While this resource was commissioned by imagineNATIVE to provide cultural principles, key findings from a national consultation process, and best practices for filmmakers, production companies, and funders when depicting Indigenous content on-screen, it is well worth the read for everyone to better understand their own role in sharing Indigenous knowledge, stories and learning. 

Orange Shirt Day Society

September 30th has been declared Orange Shirt Day annually, in recognition of the harm the residential school system did to children’s sense of self-esteem and well-being, and as an affirmation of our commitment to ensure that everyone around us matters.

Starting to Talk: A Guide for Communities on Healing and Reconciliation from the Legacy of Indian Residential Schools by The Sioux Lookout Community Coalition for Healing and Reconciliation c/o the Sioux Lookout Anti-Racism Committee

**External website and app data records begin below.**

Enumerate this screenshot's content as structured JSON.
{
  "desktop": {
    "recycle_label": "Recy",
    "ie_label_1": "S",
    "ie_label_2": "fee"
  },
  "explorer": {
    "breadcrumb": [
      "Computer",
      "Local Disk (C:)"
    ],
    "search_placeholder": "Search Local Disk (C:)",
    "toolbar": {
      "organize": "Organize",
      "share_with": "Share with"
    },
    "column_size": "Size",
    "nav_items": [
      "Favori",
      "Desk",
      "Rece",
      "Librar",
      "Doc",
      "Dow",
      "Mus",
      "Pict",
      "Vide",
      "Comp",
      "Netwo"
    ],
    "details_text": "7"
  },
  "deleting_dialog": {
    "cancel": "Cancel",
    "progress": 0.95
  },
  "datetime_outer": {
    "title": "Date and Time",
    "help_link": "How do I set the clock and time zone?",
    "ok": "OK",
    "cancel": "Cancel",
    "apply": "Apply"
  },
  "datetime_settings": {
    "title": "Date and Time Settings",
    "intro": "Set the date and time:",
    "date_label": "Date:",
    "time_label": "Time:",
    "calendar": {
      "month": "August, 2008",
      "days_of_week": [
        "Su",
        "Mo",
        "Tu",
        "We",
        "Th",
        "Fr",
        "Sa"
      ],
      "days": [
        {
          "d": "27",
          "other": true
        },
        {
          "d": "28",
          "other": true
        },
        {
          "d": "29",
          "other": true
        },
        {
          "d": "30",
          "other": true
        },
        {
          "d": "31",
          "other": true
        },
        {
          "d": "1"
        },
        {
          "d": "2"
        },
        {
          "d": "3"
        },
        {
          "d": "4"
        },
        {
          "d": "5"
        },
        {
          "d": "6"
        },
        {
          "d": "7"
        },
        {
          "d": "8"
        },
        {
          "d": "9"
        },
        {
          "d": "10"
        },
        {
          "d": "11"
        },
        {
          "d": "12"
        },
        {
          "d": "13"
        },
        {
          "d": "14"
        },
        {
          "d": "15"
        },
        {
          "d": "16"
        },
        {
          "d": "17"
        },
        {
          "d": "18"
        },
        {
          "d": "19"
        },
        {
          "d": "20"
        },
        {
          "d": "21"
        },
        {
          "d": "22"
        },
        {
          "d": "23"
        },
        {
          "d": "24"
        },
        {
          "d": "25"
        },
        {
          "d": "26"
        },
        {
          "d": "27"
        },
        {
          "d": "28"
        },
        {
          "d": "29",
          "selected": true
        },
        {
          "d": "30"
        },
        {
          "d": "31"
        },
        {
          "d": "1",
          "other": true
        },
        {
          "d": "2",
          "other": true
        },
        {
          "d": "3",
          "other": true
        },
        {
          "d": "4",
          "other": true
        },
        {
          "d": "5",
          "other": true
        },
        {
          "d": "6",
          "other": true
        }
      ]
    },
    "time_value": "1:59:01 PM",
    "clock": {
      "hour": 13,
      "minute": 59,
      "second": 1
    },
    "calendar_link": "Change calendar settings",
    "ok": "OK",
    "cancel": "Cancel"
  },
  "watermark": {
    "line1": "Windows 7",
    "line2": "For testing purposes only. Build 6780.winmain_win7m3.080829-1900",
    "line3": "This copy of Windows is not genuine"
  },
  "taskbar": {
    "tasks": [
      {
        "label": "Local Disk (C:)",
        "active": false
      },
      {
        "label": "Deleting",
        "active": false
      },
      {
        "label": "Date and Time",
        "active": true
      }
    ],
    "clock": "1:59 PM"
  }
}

Starting to Talk – a guide if you don’t know where to begin.

They Came for the Children by The Truth and Reconciliation Commission of Canada

Report created by the Truth and Reconciliation Commission of Canada. Issued also in French under the title “Ils sont venus pour les enfants”. 

United Nations Declaration on the Rights of Indigenous Peoples

The official resolution was adopted by the United Nations General Assembly on September 13, 2007. 

VIDEO: Talking to kids about Residential Schools

In this video, Monique Gray Smith share tips on both talking to kids about Residential Schools, but also how to prepare yourself as the adult to have these conversations. The video is for parents, grandparents, educators…anyone really with children in their lives. Also included are a number of author tips of books to read, and podcasts to deepen and continue your learning.

Where are the Children? Legacy of Hope Foundation

The resilience of Indigenous Peoples is evident in efforts to address the effects of unresolved trauma, thereby conferring upon future generations a renewed legacy of peace, strength, and well-being on this interactive website. 

Woodland Cultural Centre – Save the Evidence

As one of only a handful of residential school buildings left still standing in Canada, the Mohawk Institute Indian Residential School is a physical reminder of the legacy of assimilation imposed upon Indigenous children in Canada.


Template letters to Parliament 

The Bent Arrow Traditional Healing Society is committed to building upon the strengths of Indigenous Children, youth and families to enable them to grow spiritually, emotionally, physically and mentally so that they can walk proudly in both Indigenous and non-Indigenous communities. This is their draft letter to parliament: 


Other Courses  

Chanie Wenjack School for Indigenous Studies – Trent University  

University of Alberta – Indigenous Canada  

University of Calgary – Indigenous Learning 


Orange Shirts

Nish Tees:  

Orange Shirt Day Society: 

More resources can be found at: 


Featured Image: From Gord Downie’s The Secret Path [CBC Arts / YouTube]